An Independent Study

by Jax De La Cruz-Luera ’20

As a history major and student worker at Southwestern’s Special Collections & Archives, I spend most of my school days reading and researching in historical texts, and my days at work caring and preserving original copies of important and special items, including some of the very books I utilize in my own research. Sounds kind of boring I know. I get that this may not feel like everyone’s idea of fun, but, while spending day in and day out pretending like I’m Indiana Jones unlocking clues to the past hidden deep within these books, a question crossed my mind that I have never been able to quite satisfy:

Which books do we keep for research purposes and information, and which books do we keep because they’re rare and unusual? 

Books part of the Bible Collection held in the Tower Reading Room.  Books part of the Bible Collection held in the Tower Reading Room.

Furthermore, what makes a book rare or unusual? Most books that are mass produced today are hardly rare, and even special editions are one online click away from arriving crisp and new on the doorstep in just a few days.

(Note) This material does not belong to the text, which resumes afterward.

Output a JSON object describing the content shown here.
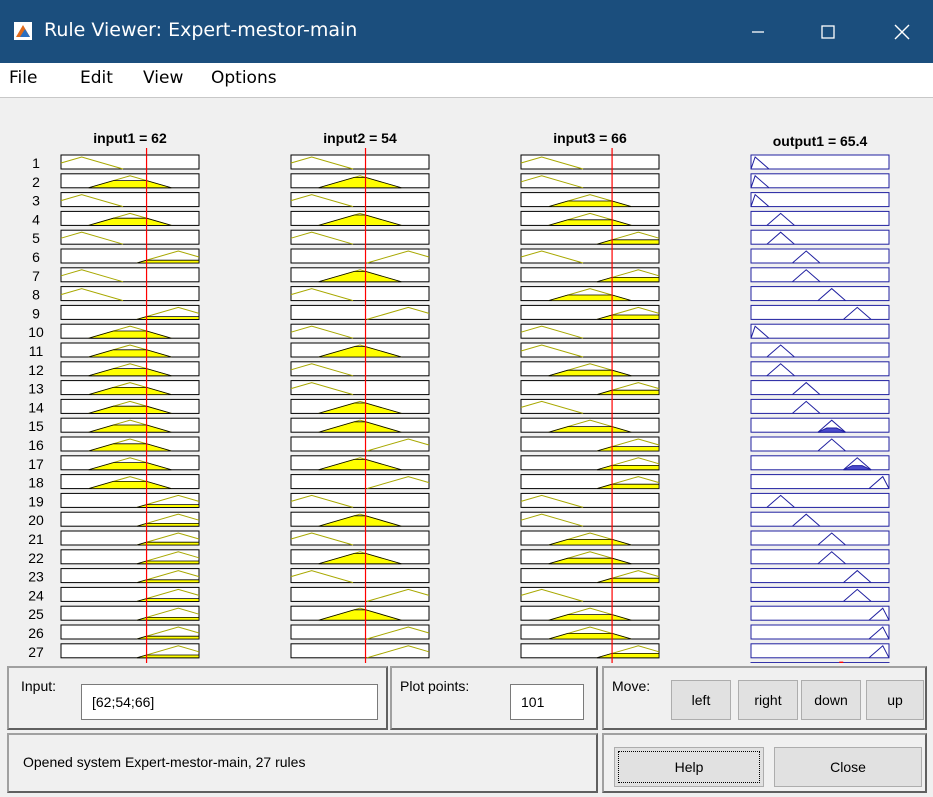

The idea of owning the only copy of a book, or one of the only remaining copies, is almost as foreign to us as the distant cultures that produced these historical works; yet, that is where my time in Special Collections has allotted me the opportunity to become more intimate and familiar with these materials, and I could not be more excited to share these findings with the rest of my peers and future colleagues. 

 

Rows of Special Collections materials.  Rows of Special Collections materials.

This independent study will be layered, with different stages delving deeper into what makes a book an artifact, or an artifact a book. I will first take a look at early printed books as opposed to written manuscripts. I will discuss the materials they are composed of and new developments in bookmaking, how these books were produced and who they were intended for, and what historical purpose do they serve for us today. Next and more specifically, I will be producing an inventory of the pre-1700 books and documents that Southwestern’s Special Collections & Archives holds in their collection, and what makes these documents rare and special enough to warrant a space in the collection. This may prove to be a little difficult considering the amount of materials that Special Collections holds, and I will be discussing both my successes and obstacles that are involved in producing an inventory in this manner. Finally, I will conduct more in-depth research on a few of the items found in the inventory to discover how these documents changed the world in which they were produced, and how they influence the way in which we access the past today. Sometimes, it is necessary to read the text of a book to understand the past, but sometimes, the answers to our questions about our history are hidden beyond the text, in the very pages and ink of the book.